◆ **WHAT THE TASK ASKS**
The answer is the complete listing below, written out again exactly.

◆ **DATA PROVIDED**
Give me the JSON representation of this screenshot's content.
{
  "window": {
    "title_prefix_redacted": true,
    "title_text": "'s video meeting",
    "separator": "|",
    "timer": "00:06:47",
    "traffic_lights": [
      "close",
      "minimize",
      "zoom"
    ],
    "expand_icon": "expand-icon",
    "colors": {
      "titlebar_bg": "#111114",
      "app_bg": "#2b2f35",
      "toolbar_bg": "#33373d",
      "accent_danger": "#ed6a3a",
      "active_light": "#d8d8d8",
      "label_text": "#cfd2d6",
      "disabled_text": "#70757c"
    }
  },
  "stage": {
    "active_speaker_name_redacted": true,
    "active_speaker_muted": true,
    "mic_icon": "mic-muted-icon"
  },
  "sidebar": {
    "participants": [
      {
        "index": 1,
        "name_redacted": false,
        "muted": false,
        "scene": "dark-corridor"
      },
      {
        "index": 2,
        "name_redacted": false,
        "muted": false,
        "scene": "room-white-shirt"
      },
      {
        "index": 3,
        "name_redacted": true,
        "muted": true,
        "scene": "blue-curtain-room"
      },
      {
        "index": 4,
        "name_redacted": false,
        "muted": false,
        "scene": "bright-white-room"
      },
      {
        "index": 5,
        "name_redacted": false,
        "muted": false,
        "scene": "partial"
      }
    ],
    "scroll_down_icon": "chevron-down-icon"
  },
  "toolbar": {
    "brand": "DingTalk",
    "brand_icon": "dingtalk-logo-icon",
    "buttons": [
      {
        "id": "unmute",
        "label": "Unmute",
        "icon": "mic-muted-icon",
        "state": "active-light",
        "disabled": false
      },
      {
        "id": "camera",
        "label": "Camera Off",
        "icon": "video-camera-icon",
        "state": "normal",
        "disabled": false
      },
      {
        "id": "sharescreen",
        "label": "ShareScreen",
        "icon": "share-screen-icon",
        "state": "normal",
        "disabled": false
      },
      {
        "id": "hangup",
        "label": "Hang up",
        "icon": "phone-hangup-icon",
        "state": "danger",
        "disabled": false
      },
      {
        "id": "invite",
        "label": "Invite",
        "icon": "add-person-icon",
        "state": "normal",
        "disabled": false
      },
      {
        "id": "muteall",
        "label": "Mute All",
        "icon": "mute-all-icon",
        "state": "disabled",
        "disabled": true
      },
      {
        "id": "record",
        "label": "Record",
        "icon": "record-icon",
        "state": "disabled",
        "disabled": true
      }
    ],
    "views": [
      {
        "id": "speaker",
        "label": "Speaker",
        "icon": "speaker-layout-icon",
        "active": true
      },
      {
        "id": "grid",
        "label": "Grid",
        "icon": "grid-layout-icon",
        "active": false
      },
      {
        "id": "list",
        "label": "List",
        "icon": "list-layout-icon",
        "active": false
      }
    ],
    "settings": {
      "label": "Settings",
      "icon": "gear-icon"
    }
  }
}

◆ **RESULT FOR THIS TASK**
Give me the JSON representation of this screenshot's content.
{
  "window": {
    "title_prefix_redacted": true,
    "title_text": "'s video meeting",
    "separator": "|",
    "timer": "00:06:47",
    "traffic_lights": [
      "close",
      "minimize",
      "zoom"
    ],
    "expand_icon": "expand-icon",
    "colors": {
      "titlebar_bg": "#111114",
      "app_bg": "#2b2f35",
      "toolbar_bg": "#33373d",
      "accent_danger": "#ed6a3a",
      "active_light": "#d8d8d8",
      "label_text": "#cfd2d6",
      "disabled_text": "#70757c"
    }
  },
  "stage": {
    "active_speaker_name_redacted": true,
    "active_speaker_muted": true,
    "mic_icon": "mic-muted-icon"
  },
  "sidebar": {
    "participants": [
      {
        "index": 1,
        "name_redacted": false,
        "muted": false,
        "scene": "dark-corridor"
      },
      {
        "index": 2,
        "name_redacted": false,
        "muted": false,
        "scene": "room-white-shirt"
      },
      {
        "index": 3,
        "name_redacted": true,
        "muted": true,
        "scene": "blue-curtain-room"
      },
      {
        "index": 4,
        "name_redacted": false,
        "muted": false,
        "scene": "bright-white-room"
      },
      {
        "index": 5,
        "name_redacted": false,
        "muted": false,
        "scene": "partial"
      }
    ],
    "scroll_down_icon": "chevron-down-icon"
  },
  "toolbar": {
    "brand": "DingTalk",
    "brand_icon": "dingtalk-logo-icon",
    "buttons": [
      {
        "id": "unmute",
        "label": "Unmute",
        "icon": "mic-muted-icon",
        "state": "active-light",
        "disabled": false
      },
      {
        "id": "camera",
        "label": "Camera Off",
        "icon": "video-camera-icon",
        "state": "normal",
        "disabled": false
      },
      {
        "id": "sharescreen",
        "label": "ShareScreen",
        "icon": "share-screen-icon",
        "state": "normal",
        "disabled": false
      },
      {
        "id": "hangup",
        "label": "Hang up",
        "icon": "phone-hangup-icon",
        "state": "danger",
        "disabled": false
      },
      {
        "id": "invite",
        "label": "Invite",
        "icon": "add-person-icon",
        "state": "normal",
        "disabled": false
      },
      {
        "id": "muteall",
        "label": "Mute All",
        "icon": "mute-all-icon",
        "state": "disabled",
        "disabled": true
      },
      {
        "id": "record",
        "label": "Record",
        "icon": "record-icon",
        "state": "disabled",
        "disabled": true
      }
    ],
    "views": [
      {
        "id": "speaker",
        "label": "Speaker",
        "icon": "speaker-layout-icon",
        "active": true
      },
      {
        "id": "grid",
        "label": "Grid",
        "icon": "grid-layout-icon",
        "active": false
      },
      {
        "id": "list",
        "label": "List",
        "icon": "list-layout-icon",
        "active": false
      }
    ],
    "settings": {
      "label": "Settings",
      "icon": "gear-icon"
    }
  }
}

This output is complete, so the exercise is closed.